Historians of the late-nineteenth and twentieth centuries deprive themselves of rich resources by limiting their research to textual materials. Since the invention of photography in 1839, an immense body of images has been produced, and many of these pictures rest in commercial photography archives--businesses that over the years recorded major and minor events, important individuals, working class laborers, weddings, funerals, and even the geography of cities, towns and countrysides. The visual record comprised by these archives offers a new way to recover people's history and to understand better the evolution of occupational, ethnic, political, or cultural communities.
This work uses the photographic archive of the Verkin Studio of Galveston, Texas, and selected images from the Achille Simon collection of New Orleans, Louisiana, to recover and reconstruct the maritime community of Galveston, Texas, during the approximate period 1900 to 1940. Employing the images to investigate four particular areas--the Galveston Wharf Company, the waterfront's workers, the ships calling in the port, and the Galveston grade raising effort--this monograph treats the images as both information and material culture, gathering from them specifics about ships, people, companies, and activities as well as examining their circumstances of production and usage--who took them? Why? Which ones were used and how were they used? A final chapter details the creation of an exhibition using these images and explains the design and production choices made to convey the multiplicity of interpretations suggested by the materials.

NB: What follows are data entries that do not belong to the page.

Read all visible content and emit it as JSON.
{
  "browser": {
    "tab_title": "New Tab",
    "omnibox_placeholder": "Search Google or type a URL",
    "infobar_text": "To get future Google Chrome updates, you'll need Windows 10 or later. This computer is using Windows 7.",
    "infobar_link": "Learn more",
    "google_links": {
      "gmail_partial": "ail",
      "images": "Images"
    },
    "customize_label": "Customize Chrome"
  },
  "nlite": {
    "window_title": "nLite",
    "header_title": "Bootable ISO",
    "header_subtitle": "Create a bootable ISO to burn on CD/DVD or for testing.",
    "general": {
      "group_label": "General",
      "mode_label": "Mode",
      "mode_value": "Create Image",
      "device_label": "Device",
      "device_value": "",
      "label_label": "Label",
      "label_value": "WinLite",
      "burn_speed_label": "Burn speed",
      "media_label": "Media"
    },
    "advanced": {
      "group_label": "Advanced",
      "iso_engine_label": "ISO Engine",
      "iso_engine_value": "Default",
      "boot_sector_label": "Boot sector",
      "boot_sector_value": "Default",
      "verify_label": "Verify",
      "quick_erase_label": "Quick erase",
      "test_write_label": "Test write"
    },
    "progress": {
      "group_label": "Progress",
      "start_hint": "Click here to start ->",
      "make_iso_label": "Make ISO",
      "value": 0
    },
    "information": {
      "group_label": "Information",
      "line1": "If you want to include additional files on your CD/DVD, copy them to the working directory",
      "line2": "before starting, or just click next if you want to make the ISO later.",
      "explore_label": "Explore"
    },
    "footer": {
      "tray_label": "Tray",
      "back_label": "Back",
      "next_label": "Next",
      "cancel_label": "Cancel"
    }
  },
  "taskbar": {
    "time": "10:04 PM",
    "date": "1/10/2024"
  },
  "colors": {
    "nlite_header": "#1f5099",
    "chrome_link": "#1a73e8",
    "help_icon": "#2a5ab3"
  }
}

Studied through this two-fold method, commercial photography archives may yield especially rich interpretive material and also offer insights into areas of art history and the history of photography as well. This particular effort draws from existing work in the history of photography, social history, community studies, Texas history, and maritime studies and contributes--as an applicable case study--to all of those fields.